Saturday, August 23, 2008
To absolutely nobody's amazement Ofcom have decided that no such duty applies when doing "news" that supports the government line. Here is the relevant part of their reply with my comments:
"The requirement for due impartiality in news is important but this does not automatically mean that equal representation of views will be required in every report. There is scope under the Code to take a number of factors into consideration, including the nature of the story; the level of broad consensus; the degree to which it relates directly to the UK; and the appropriate judgement of a journalist on the ground "Broad consensus" is clearly code for whatever the government wants without the intrusion of facts, "degree to which it relates to the UK" clearly translates as "you can lie as much as you want about foreigners but be a bit more careful about local stories where the people know enough to see what porkies you are telling".
In the cases you highlighted, Channel 4 News' coverage of the meeting between Robert Mugabe and Morgan Tsvangirai mediated by Thabo Mbeki included clips from both the Zanu-PF and MDV leaders. There were also interviews with Brilliant Mlanga, Zinmbabwean Political Analyst, and Knox Chitiyo, from the Royal United Services Institute.
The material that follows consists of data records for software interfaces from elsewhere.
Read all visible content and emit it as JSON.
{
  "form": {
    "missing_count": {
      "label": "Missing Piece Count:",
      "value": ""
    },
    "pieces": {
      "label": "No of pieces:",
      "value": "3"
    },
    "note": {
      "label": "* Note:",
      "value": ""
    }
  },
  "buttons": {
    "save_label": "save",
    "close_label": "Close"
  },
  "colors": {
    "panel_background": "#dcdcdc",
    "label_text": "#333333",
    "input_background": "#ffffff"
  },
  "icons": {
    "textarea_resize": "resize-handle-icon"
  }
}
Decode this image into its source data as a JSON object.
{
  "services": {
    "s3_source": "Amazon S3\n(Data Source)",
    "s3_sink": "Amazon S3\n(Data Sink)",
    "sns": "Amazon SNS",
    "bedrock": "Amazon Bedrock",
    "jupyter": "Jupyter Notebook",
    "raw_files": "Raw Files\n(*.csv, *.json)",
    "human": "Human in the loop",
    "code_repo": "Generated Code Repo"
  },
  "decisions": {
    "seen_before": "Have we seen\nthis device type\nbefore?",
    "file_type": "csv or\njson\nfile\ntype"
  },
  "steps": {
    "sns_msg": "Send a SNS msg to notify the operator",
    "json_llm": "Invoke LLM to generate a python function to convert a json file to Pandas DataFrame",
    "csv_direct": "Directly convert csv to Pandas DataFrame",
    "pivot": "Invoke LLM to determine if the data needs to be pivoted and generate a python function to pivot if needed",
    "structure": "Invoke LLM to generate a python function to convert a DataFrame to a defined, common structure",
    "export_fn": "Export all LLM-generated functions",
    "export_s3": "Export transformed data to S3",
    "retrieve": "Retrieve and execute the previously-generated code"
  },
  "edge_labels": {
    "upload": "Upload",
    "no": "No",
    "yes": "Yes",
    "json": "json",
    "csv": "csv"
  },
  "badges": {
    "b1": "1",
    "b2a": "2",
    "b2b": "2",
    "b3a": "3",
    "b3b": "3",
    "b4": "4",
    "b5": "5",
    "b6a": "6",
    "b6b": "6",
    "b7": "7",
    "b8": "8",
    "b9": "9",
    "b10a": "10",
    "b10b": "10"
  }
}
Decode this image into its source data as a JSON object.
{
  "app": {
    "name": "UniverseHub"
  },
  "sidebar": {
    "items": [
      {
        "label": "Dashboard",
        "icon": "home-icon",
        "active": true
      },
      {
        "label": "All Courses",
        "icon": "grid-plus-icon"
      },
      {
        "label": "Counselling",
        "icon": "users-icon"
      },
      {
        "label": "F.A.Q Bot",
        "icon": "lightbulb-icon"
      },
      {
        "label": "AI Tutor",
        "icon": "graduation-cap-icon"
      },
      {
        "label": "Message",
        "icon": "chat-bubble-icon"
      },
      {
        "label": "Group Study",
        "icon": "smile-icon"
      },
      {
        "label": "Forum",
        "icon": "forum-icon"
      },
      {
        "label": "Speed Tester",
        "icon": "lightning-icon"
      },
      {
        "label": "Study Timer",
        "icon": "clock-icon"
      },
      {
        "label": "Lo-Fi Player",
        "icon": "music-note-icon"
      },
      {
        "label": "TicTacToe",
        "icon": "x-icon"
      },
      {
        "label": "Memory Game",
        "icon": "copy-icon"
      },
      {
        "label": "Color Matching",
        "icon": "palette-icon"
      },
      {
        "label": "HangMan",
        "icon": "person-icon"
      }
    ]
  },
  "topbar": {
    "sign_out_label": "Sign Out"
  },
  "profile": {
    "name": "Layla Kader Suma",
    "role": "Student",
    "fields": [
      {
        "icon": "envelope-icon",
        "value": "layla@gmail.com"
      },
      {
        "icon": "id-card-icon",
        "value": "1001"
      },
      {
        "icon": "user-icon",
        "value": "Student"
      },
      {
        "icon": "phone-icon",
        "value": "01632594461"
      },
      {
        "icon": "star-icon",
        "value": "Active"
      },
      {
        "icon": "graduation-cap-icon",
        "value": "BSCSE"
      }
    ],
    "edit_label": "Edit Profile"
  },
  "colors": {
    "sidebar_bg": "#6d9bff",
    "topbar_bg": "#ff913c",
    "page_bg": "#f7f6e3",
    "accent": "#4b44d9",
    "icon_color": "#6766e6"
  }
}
These contributors spoke about the political implications of the meeting and the possibility of co-operation between Zanu-PF and MDC rather than the violence in the country. The item did show civilian injuries and a case of rape purported to be carried out by Zanu-PF supporters, however a correspondent is able to make valid observations if supported by evidence. My point had been that all 3 of those interviewed had been on the same side which clearly provided Mugabe's supporters no "timely & appropriate opportunity to respond" or even an untimely one - the "judgement" on this does not even attempt to answer the complaint & clearly cannot.
Turning to the clip of Paddy Ashdown used in the Classic FM headline news, given that Radovan Karadzic had been recently captured and was considered one of the world's most wanted men, Ofcom believes it was justifiable to interview the former EU High Representative for Bosnia & Hercegovina. Since Karadzic's capture there has been news coverage of the support he has received in Bosnia. However it is not a breach to interview one contributor who felt Karadzic's arrest was "good news" for the Balkans. Of course I never suggested Ashdown should not have been interviewed. My complaint was that "No attempt at balance" by interviewing anybody from the other side" had been made, either in that or in any other item - clearly that is neither disputed nor disputable nor is it possible to say that this is consistent with the duty to allow a "timely & appropriate" reponse>. In effect Ofcom have, merely repeated the events & then officially said that they will take no notice whatsoever of their own rules - that such rules are merely window dressing. Consequently this is an admission that they are a fascist (& in this instance racist) body that exists purely to enforce government ("consensus") propaganda irrespective of facts. It is, of course, in this particular case, even technically impossible to deny that both sides exist because, by definition, the possibility of someone being innocent before they are brought to "trial" has to be an option (even if in a non-technical sense nobody thinks the court sufficiently honest for release to be a possibility).
On the ITV News report we are aware of the libel case which ITN brought against LM Magazine after it made claims ITN had faked news footage at the Trnopolje camp. However ITN won this libel case against the accusations made & we are satisfied there is no case to argue about the rebroadcast of footage in Penny Marshall's being inaccurate as the jury found that ITN had not misrepresented the truth of what occurred at Tronopolje. This is a deliberate lie. The jury did not & indeed could not find that that the film did not misrepresent the truth, because the judge had already instructed them that ITN's journalists had "contradicted themselves" under oath & that LM's allegations as to facts were "essentially true" but that "this doesn't matter" unless LM could prove that the fabrication was not accidental. Ofcom, being "aware" of this, know perfectly well that the question of whether ITN faked it accidentally or deliberately is immaterial to the fact that it was faked & that they have thus deliberately approved of showing a film they & ITN undeniably now know to be a fake.
Presumably in future before believing anything on ITN News we will have to have evidence that Ofcom have already judged against it.
On the other hand still better than the BBC who don't even acknowledge complaints. Presumably they know from the outset that trying to claim to be in some way honest would just show up how much they aren't.